During the initial visit, evidence of a more recent, possibly protohistoric, component was also discovered, and later motoring of the earthmoving operations resulted in the discovery of a large number of pits associated with that occupation. Various levels of salvage were employed, depending upon the time and resources available and the condition of the feature when discxovered. Whenever feasible, feature fill was bagged and returned to the laboratory for flotation and water screening. In all, over 100 pits received some level of investigation. No definite evidence of structures associated with this occupation was found. A few scattered post molds discovered may relate to either this period or to a more recent farmstead that once occupied part of the site. It appears likely that the structural evidence may have been concentrated near the surface and was removed either by cultivation or the initial grading by the contractor that took place prior to the arrival of the archeologists. The type of material recovered and the site location strongly suggest an Oto occupation of the site sometime during the first half of the 18th century.
The most common artifact types found during the excavations were raw materials for ground stone and chipped stone tools, suggesting that sources for both of these are nearby. Finished ground and chipped stone tools were also present in limited numbers. Pottery was quite abundant. Simple stamping as a surface treatment is common and many of the rims are very similar to those found on protohistoric Pawnee Lower Loup sites; however, tempering is often of shell rather than grit or sand, suggesting a blending of two pottery traditions. Euroamerican trade goods were fairly plentiful, generally of the type expected on quite early sites. Included are: glass beads, small brass beads, brass tinkling cones, brass tubes, a brass bell, unidentified brass fragments, an iron hatchet blade, iron knife blades, an iron ball (grape or cannister shot), an iron awl, and unidentified iron fragments. A few sherds of a quite highly fired wheel-turned coarse earthenware were also found. The source has not yet been determined. One incomplete gun part was recovered (identified by T.M. Hamilton, early firearms expert, as from a french Type D trade gun - introduced about 1730). No gun flints have thus far been identified. Floral and faunal remains were also present in the pits, in varying amounts. Included among the worked bone items was a quite rare example of a flesher fashioned from a bear femur. Red pipestone, not yet identified as to source, but probably obtained through trade from Minnesota, was quite abundant at the site, usually consisting of pieces showing evidence of having been worked with metal tools. Several hundred bags of pit fill remain to be processed and should yield much additional artifactual and ecofactual material. The information obtained from the investigation of this site will be the focus of an ongoing research project during the upcoming two to three years.

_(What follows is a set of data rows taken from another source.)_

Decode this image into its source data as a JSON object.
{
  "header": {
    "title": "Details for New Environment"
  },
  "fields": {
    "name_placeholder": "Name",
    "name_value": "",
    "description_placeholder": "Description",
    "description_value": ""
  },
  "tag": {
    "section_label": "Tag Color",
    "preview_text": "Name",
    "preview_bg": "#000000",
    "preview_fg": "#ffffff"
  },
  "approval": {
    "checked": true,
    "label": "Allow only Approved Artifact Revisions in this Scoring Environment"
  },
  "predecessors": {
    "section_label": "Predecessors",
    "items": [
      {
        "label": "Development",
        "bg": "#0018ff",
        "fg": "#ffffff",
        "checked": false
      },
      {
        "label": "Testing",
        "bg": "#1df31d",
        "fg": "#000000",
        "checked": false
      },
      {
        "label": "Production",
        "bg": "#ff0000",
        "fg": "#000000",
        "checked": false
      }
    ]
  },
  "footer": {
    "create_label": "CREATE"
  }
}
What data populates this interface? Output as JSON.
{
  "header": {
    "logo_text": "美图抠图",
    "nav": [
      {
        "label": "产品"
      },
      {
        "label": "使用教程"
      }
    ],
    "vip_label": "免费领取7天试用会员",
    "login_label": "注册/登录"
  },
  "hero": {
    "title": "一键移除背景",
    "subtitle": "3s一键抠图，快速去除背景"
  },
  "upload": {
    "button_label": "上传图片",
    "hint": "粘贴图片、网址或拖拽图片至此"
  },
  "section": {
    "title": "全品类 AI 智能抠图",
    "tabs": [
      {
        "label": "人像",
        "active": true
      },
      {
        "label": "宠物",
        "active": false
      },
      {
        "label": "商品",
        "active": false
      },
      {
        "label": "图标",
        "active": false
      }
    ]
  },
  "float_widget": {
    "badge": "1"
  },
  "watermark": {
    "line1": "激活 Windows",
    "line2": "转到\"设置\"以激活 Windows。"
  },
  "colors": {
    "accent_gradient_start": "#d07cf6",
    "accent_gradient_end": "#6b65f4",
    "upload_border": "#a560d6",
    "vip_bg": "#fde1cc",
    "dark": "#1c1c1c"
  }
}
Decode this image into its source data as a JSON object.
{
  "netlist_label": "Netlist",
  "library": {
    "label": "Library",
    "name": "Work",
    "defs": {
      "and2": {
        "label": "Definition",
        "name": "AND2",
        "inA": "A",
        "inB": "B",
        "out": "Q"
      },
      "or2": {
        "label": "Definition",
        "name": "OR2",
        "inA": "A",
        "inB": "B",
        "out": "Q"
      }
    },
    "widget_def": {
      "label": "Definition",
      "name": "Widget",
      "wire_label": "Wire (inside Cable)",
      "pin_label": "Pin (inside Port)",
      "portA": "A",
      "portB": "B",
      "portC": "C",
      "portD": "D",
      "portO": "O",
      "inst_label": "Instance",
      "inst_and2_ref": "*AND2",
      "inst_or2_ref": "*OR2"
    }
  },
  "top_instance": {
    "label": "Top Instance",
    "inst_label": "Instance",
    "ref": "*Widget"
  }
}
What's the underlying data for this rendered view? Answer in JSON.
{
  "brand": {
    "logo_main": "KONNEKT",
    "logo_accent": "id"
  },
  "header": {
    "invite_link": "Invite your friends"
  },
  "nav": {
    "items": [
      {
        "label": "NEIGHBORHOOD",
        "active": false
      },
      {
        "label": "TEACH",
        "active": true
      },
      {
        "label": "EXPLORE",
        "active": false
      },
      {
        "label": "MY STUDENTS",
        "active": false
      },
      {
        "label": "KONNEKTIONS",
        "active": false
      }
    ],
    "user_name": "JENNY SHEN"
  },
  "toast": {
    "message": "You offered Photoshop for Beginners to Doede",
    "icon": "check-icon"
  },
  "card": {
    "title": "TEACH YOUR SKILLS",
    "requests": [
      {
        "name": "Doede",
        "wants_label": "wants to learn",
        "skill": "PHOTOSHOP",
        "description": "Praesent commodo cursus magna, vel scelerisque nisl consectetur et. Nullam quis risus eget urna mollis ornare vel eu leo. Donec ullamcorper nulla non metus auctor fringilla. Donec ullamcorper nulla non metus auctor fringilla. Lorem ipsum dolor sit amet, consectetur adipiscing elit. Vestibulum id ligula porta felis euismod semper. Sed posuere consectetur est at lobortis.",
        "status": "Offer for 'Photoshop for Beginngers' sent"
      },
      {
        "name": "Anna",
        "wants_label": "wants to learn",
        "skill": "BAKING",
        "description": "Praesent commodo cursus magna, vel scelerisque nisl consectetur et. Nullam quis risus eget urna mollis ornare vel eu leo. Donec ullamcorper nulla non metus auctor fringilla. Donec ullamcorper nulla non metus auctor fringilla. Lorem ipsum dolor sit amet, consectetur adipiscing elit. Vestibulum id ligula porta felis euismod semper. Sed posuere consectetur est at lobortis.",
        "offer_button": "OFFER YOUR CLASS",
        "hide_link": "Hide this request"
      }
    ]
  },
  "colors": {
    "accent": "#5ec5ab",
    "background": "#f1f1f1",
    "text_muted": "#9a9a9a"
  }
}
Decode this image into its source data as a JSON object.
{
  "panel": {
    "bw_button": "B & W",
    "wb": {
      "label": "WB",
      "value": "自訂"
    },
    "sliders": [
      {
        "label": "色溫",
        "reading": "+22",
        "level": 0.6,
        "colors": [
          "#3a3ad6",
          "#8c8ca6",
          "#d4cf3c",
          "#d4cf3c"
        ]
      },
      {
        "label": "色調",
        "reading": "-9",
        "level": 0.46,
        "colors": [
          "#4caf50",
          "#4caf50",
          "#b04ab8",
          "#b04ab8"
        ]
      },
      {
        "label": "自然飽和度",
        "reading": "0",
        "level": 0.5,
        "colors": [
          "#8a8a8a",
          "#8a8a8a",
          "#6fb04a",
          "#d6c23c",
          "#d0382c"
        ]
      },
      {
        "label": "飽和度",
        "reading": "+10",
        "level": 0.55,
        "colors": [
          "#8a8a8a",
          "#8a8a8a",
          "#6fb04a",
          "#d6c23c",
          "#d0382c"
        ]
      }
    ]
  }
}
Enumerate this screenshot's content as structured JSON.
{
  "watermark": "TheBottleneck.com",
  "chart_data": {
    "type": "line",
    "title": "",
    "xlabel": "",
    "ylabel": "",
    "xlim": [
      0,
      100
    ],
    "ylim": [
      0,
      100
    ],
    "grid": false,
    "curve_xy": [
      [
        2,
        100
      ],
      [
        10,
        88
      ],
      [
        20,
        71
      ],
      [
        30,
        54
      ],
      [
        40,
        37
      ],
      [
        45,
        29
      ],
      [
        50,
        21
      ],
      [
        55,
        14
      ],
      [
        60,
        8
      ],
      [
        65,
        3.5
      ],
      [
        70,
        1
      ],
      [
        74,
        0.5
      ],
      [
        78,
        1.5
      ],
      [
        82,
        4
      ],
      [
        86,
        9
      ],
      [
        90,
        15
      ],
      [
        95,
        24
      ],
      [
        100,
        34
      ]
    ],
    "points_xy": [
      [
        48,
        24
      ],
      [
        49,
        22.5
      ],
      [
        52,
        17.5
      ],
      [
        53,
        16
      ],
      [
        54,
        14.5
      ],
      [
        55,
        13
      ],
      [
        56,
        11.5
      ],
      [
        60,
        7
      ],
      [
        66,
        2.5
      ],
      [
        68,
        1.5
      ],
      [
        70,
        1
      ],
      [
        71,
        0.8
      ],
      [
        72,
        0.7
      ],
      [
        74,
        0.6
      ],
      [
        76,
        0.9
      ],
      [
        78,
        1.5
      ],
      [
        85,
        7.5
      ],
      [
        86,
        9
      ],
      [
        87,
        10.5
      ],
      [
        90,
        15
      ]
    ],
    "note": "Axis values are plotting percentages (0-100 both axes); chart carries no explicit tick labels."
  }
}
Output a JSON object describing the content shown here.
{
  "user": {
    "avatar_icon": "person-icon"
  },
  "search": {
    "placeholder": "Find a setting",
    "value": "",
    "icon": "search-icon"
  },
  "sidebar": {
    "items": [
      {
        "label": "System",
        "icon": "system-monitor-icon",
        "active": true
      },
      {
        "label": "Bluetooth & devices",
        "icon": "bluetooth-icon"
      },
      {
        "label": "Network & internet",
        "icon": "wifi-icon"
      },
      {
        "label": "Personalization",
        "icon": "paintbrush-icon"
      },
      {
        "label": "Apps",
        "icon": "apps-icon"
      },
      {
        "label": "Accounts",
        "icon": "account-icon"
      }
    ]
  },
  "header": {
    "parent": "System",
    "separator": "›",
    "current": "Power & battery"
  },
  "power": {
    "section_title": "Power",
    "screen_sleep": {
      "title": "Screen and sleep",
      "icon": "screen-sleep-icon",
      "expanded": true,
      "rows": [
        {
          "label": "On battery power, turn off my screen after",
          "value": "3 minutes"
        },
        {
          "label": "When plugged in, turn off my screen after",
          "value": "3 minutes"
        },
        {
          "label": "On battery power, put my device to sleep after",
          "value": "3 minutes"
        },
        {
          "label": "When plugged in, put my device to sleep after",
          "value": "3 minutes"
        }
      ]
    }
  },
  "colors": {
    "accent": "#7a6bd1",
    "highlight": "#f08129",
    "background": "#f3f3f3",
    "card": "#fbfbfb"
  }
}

The NSHS staff was assisted in the fieldwork by several volunteers, including employees of the Fontenelle Forest nature Center, as well as three members of the Pawnee Tribe of Oklahoma who spent a week, both in the field and in the laboratory, as a result of grants administered jointly by the NSHS, the Nebraska Department of Roads, and the Pawnee Tribe.